199833 Role of social identity in adolescent smoking behavior

Tuesday, November 10, 2009: 5:42 PM
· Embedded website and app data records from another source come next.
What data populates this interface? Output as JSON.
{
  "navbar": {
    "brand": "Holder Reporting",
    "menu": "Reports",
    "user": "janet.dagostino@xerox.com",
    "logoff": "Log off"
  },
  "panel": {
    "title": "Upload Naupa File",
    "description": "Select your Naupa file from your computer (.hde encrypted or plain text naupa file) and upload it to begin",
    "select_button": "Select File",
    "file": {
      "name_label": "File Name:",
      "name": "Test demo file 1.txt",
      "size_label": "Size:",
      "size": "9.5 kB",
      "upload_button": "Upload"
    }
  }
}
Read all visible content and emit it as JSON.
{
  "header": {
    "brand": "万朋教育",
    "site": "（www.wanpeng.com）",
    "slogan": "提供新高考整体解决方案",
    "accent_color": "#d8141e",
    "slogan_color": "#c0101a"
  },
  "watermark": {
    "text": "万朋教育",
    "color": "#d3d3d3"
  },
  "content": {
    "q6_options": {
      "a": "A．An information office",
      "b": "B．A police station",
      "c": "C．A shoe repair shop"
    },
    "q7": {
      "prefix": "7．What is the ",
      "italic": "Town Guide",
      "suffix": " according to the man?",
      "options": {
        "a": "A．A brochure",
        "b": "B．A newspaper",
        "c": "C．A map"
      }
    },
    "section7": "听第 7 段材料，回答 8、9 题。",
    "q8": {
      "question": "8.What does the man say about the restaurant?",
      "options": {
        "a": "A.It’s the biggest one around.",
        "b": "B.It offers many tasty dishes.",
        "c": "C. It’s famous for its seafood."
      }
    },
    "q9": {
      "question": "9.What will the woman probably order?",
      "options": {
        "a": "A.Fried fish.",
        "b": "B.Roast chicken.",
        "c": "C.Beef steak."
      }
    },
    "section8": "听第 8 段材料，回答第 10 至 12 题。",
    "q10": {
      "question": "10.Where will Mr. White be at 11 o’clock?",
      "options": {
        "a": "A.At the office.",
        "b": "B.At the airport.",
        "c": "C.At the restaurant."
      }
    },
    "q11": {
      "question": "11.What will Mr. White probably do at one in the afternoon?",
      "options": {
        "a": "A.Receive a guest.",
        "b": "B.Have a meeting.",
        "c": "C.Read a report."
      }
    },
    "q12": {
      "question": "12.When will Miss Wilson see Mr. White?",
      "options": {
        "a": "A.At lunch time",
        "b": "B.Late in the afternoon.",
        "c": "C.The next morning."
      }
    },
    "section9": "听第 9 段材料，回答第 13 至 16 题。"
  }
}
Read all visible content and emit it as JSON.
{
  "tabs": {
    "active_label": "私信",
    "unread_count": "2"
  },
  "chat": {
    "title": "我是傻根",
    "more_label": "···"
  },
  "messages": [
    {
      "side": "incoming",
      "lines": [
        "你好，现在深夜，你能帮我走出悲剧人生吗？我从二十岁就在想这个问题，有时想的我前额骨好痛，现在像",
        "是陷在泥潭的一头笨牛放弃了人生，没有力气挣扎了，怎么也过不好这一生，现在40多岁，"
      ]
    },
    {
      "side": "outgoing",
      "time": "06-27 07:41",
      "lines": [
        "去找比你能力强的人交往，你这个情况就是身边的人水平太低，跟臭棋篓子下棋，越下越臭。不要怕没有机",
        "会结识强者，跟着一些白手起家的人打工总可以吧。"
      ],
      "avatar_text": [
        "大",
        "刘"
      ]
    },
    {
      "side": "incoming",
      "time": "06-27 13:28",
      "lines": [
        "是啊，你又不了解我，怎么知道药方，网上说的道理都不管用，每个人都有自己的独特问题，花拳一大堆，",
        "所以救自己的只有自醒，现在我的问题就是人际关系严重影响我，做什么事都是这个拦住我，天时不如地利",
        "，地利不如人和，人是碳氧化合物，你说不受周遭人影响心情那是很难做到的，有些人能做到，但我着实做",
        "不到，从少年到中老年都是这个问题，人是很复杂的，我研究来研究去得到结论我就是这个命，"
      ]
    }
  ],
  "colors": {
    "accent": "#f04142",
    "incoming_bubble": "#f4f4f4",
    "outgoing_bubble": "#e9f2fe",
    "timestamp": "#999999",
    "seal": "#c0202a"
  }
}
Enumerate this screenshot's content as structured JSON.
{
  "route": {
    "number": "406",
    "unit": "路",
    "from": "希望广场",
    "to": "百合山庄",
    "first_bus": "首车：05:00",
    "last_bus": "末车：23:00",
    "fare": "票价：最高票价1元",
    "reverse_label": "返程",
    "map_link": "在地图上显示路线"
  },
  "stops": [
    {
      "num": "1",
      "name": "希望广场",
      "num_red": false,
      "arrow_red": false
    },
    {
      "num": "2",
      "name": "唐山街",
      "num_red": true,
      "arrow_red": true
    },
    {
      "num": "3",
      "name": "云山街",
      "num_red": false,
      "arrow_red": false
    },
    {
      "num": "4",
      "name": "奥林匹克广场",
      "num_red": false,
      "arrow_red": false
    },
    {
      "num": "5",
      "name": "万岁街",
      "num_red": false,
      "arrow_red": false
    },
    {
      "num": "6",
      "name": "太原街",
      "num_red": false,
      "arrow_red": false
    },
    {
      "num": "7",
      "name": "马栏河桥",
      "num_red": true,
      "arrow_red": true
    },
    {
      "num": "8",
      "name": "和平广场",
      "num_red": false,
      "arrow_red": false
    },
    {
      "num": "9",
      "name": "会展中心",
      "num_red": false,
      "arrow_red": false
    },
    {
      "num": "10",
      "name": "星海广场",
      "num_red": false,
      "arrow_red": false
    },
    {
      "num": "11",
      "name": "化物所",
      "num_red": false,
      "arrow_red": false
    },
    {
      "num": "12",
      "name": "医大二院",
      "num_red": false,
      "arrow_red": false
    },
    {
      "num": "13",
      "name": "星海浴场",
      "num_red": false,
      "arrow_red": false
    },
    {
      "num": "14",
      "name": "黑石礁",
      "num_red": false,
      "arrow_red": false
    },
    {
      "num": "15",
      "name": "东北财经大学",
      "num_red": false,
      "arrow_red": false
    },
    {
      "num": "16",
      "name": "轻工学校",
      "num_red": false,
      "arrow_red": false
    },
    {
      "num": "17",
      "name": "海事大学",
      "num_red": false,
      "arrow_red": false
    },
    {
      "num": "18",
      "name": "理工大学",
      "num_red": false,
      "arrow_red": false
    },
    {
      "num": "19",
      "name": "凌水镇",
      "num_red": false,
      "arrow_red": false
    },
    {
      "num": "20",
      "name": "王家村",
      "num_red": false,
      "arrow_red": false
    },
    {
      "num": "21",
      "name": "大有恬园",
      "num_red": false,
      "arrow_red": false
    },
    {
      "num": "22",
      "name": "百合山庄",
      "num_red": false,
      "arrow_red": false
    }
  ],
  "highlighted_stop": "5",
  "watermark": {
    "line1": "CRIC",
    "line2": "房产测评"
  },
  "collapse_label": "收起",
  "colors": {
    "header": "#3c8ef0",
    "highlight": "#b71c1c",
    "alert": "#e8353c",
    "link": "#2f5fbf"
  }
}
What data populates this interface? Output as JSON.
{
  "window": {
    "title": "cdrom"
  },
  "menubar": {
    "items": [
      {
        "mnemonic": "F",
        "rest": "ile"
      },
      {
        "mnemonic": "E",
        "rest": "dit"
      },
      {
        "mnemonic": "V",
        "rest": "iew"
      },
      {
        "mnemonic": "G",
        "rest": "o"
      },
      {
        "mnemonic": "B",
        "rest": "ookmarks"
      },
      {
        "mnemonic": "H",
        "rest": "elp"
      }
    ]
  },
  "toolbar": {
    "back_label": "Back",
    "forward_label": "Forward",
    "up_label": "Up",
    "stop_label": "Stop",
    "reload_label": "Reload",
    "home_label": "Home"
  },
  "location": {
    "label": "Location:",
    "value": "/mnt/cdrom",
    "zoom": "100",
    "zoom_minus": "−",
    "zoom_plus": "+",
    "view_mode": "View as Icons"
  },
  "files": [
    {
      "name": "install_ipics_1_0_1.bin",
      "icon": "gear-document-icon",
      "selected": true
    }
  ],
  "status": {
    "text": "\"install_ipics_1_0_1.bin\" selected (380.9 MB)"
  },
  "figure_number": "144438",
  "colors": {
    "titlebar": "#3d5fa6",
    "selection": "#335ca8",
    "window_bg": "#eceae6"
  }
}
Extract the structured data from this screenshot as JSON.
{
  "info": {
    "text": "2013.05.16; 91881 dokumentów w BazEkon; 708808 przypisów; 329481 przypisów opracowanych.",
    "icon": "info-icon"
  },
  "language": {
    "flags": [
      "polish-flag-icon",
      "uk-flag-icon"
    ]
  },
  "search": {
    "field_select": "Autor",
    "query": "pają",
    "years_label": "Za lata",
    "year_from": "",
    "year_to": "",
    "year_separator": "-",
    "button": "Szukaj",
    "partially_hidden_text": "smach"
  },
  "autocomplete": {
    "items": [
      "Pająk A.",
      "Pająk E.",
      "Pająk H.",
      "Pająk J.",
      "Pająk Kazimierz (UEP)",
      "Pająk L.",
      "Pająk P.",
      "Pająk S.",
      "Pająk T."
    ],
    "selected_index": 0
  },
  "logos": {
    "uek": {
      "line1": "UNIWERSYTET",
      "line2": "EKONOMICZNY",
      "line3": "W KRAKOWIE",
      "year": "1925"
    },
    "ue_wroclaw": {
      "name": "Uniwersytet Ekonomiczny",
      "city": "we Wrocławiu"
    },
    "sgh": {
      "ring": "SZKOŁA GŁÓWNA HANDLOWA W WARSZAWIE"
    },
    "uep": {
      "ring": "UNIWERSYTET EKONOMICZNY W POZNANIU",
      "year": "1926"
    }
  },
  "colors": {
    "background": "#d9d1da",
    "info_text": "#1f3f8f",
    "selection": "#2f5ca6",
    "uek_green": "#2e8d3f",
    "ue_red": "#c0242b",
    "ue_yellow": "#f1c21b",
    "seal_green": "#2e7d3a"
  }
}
Meghan Bridgid Moran, PhD , Annenberg School for Communication, University of Southern California, Los Angeles, CA
Aims: Using peer group affiliation research as a starting point, this study aims to evaluate a measure of peer group identification that is grounded in social identity theory and to understand the extent to which peer group identification affects adolescent smoking susceptibility, uptake and maintenance. Methods: A nationally representative sample of 14- and 15-year olds (N=250) were given a survey measuring their identification with 26 peer groups determined in pre-testing to be specifically associated with smoking or not smoking. Participants were also asked about their smoking susceptibility and behavior, as well as about a variety of control factors such as demographics, social norms and sensation seeking. Results: Hierarchical regression analysis showed that the extent to which adolescents identified with smoking-related groups (e.g. rebels, partiers, emo kids) was independently related to an increased likelihood of smoking or being susceptible to cigarette use, even after controlling for factors such as social norms, demographic variables, school achievement and sensation seeking. Similarly, the extent to which adolescents identified with non-smoking-related groups (e.g. nerds, smart kids, band kids) was independently related to a decreased likelihood of smoking or being susceptible to cigarette use. Ways in which these findings can be used by health and media practitioners to design effective anti-smoking campaigns are discussed.

Learning Objectives:
Analyze the extent to which identification with social groups affects adolescent smoking behavior. Discuss the ways in which these findings can be used to design anti-smoking campaigns.

Keywords: Smoking, Adolescents

Presenting author's disclosure statement:

Qualified on the content I am responsible for because: I have designed and conducted this research as part of my dissertation for completion of my Ph.D.
Any relevant financial relationships? No

I agree to comply with the American Public Health Association Conflict of Interest and Commercial Support Guidelines, and to disclose to the participants any off-label or experimental uses of a commercial product or service discussed in my presentation.